INSTRUCTIONS TO FOLLOW
Your answer must be an exact copy of all the entries.

Page and application data records
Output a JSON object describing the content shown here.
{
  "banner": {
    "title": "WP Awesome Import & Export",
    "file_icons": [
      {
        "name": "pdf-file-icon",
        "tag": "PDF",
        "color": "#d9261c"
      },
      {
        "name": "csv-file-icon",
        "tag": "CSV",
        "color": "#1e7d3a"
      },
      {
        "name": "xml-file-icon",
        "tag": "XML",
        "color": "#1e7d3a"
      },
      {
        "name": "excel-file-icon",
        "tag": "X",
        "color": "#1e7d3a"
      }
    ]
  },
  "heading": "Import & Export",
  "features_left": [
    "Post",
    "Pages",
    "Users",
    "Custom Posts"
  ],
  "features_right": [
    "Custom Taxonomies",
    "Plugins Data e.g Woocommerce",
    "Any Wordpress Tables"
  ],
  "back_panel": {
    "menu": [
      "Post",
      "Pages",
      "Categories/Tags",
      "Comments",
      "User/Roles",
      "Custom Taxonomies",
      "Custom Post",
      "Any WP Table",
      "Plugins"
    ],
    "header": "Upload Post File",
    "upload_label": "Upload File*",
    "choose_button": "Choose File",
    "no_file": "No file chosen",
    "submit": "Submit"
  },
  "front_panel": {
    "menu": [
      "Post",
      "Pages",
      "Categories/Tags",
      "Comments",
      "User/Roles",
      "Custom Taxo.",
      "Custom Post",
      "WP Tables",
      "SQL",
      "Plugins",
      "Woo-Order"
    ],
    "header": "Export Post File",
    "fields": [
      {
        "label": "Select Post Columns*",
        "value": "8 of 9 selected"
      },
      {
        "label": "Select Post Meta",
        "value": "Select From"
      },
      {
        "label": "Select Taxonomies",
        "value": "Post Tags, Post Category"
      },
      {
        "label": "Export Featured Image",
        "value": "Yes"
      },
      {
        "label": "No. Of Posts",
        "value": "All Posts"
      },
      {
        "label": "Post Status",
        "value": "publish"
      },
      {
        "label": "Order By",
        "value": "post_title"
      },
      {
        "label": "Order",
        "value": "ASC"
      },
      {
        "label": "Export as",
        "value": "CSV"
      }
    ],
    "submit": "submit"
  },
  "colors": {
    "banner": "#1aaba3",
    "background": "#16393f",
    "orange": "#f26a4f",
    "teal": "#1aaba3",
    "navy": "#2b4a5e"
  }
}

REPLY
Output a JSON object describing the content shown here.
{
  "banner": {
    "title": "WP Awesome Import & Export",
    "file_icons": [
      {
        "name": "pdf-file-icon",
        "tag": "PDF",
        "color": "#d9261c"
      },
      {
        "name": "csv-file-icon",
        "tag": "CSV",
        "color": "#1e7d3a"
      },
      {
        "name": "xml-file-icon",
        "tag": "XML",
        "color": "#1e7d3a"
      },
      {
        "name": "excel-file-icon",
        "tag": "X",
        "color": "#1e7d3a"
      }
    ]
  },
  "heading": "Import & Export",
  "features_left": [
    "Post",
    "Pages",
    "Users",
    "Custom Posts"
  ],
  "features_right": [
    "Custom Taxonomies",
    "Plugins Data e.g Woocommerce",
    "Any Wordpress Tables"
  ],
  "back_panel": {
    "menu": [
      "Post",
      "Pages",
      "Categories/Tags",
      "Comments",
      "User/Roles",
      "Custom Taxonomies",
      "Custom Post",
      "Any WP Table",
      "Plugins"
    ],
    "header": "Upload Post File",
    "upload_label": "Upload File*",
    "choose_button": "Choose File",
    "no_file": "No file chosen",
    "submit": "Submit"
  },
  "front_panel": {
    "menu": [
      "Post",
      "Pages",
      "Categories/Tags",
      "Comments",
      "User/Roles",
      "Custom Taxo.",
      "Custom Post",
      "WP Tables",
      "SQL",
      "Plugins",
      "Woo-Order"
    ],
    "header": "Export Post File",
    "fields": [
      {
        "label": "Select Post Columns*",
        "value": "8 of 9 selected"
      },
      {
        "label": "Select Post Meta",
        "value": "Select From"
      },
      {
        "label": "Select Taxonomies",
        "value": "Post Tags, Post Category"
      },
      {
        "label": "Export Featured Image",
        "value": "Yes"
      },
      {
        "label": "No. Of Posts",
        "value": "All Posts"
      },
      {
        "label": "Post Status",
        "value": "publish"
      },
      {
        "label": "Order By",
        "value": "post_title"
      },
      {
        "label": "Order",
        "value": "ASC"
      },
      {
        "label": "Export as",
        "value": "CSV"
      }
    ],
    "submit": "submit"
  },
  "colors": {
    "banner": "#1aaba3",
    "background": "#16393f",
    "orange": "#f26a4f",
    "teal": "#1aaba3",
    "navy": "#2b4a5e"
  }
}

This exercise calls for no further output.